HMRC to stop automatically sending paper Self Assessment returns
Blank copies of Self Assessment returns will no longer be sent by HMRC automatically as part of substantial paper-saving measures
Self Assessment customers will no longer receive automatic paper returns, HM Revenue and Customs (HMRC) has today announced, as part of efforts to encourage customers to take advantage of the online service and cut unnecessary use of paper.
Increasing numbers of people expect to engage with HMRC digitally. Last year alone, 94% of HMRC’s customers filed their return online and HMRC recently saw a 110% increase in customers registering to communicate digitally. Last year HMRC automatically sent out more than 500,000 returns.
Now, taxpayers will still be able to file a paper return if they choose but HMRC will encourage those who are able to file online to do so. The environmentally-friendly measure means that from April, instead of automatically receiving a paper return, taxpayers who have filed on paper in the past will now receive a short notice to file. If they still wish to file on paper they can download a blank version of the return or call HMRC to request one.
The notice to file will tell taxpayers we intend to communicate with them digitally and provide them with information about managing their tax affairs through their Personal Tax Accounts.
As customers visit their Personal Tax Account online we will request their agreement to communicate digitally by default and, if they consent, subsequent communication, including statutory notices, will be provided digitally.
Where HMRC can identify taxpayers whose personal circumstances mean they cannot file online, they will continue to receive a blank paper return.
Angela MacDonald, HMRC’s Director General for Customer Services said:
"Most customers manage their tax affairs online. It’s easy, secure and available 24 hours a day. Customers can also sign up for email alerts and online messaging. It doesn’t even have to be done all in one go – they can stop, save what they’ve done, and pick up where they left off later.
"We are working hard to stop the use of unnecessary resources which have an environmental impact; that’s why we’re reducing the use of paper as much as possible.
"Digitisation remains an HMRC priority but we’re still committed to giving taxpayers the ability to choose what’s best for them, so those who want to file a paper return can still do so."
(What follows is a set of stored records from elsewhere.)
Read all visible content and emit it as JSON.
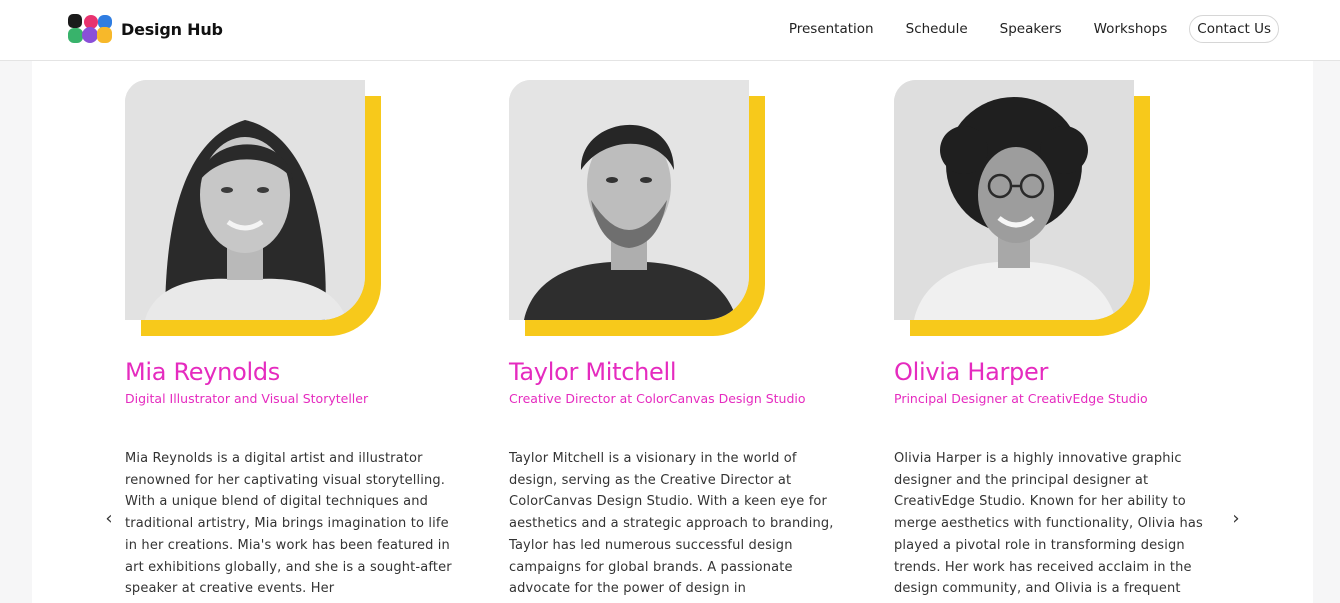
{
  "header": {
    "brand": "Design Hub",
    "logo_colors": [
      "#1a1a1a",
      "#e8336f",
      "#2f7de1",
      "#f7b82a",
      "#38b36b",
      "#8a4fd8"
    ],
    "nav": [
      "Presentation",
      "Schedule",
      "Speakers",
      "Workshops"
    ],
    "contact_label": "Contact Us"
  },
  "accent_color": "#f7c91b",
  "name_color": "#e52bbf",
  "speakers": [
    {
      "name": "Mia Reynolds",
      "role": "Digital Illustrator and Visual Storyteller",
      "bio": "Mia Reynolds is a digital artist and illustrator renowned for her captivating visual storytelling. With a unique blend of digital techniques and traditional artistry, Mia brings imagination to life in her creations. Mia's work has been featured in art exhibitions globally, and she is a sought-after speaker at creative events. Her"
    },
    {
      "name": "Taylor Mitchell",
      "role": "Creative Director at ColorCanvas Design Studio",
      "bio": "Taylor Mitchell is a visionary in the world of design, serving as the Creative Director at ColorCanvas Design Studio. With a keen eye for aesthetics and a strategic approach to branding, Taylor has led numerous successful design campaigns for global brands. A passionate advocate for the power of design in"
    },
    {
      "name": "Olivia Harper",
      "role": "Principal Designer at CreativEdge Studio",
      "bio": "Olivia Harper is a highly innovative graphic designer and the principal designer at CreativEdge Studio. Known for her ability to merge aesthetics with functionality, Olivia has played a pivotal role in transforming design trends. Her work has received acclaim in the design community, and Olivia is a frequent"
    }
  ],
  "carousel": {
    "prev_icon": "chevron-left-icon",
    "next_icon": "chevron-right-icon",
    "prev_glyph": "‹",
    "next_glyph": "›"
  }
}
These efforts are part of a larger HMRC initiative to reduce unnecessary paper with Annual Tax Summaries now also moving to taxpayers’ Personal Tax Accounts. The summaries of what PAYE taxpayers have paid were posted to 22 million people last year.
Paper will also be reduced when HMRC stops providing more than three million blank P45s and 11 million P60s in April. The vast majority of employers already use their existing HMRC, free or commercial software to produce P45s and P60s for their employees.
• This change does not prevent the tax payer filing a paper return if they choose to do so.
• There will be a small number of tax payers (between 1% and 3%) for whom the nature of their return or their personal circumstances means that filing digitally will not be an option in 2020 to 2021. Where we can identify them in advance, we will provide them with a paper return in April 2020.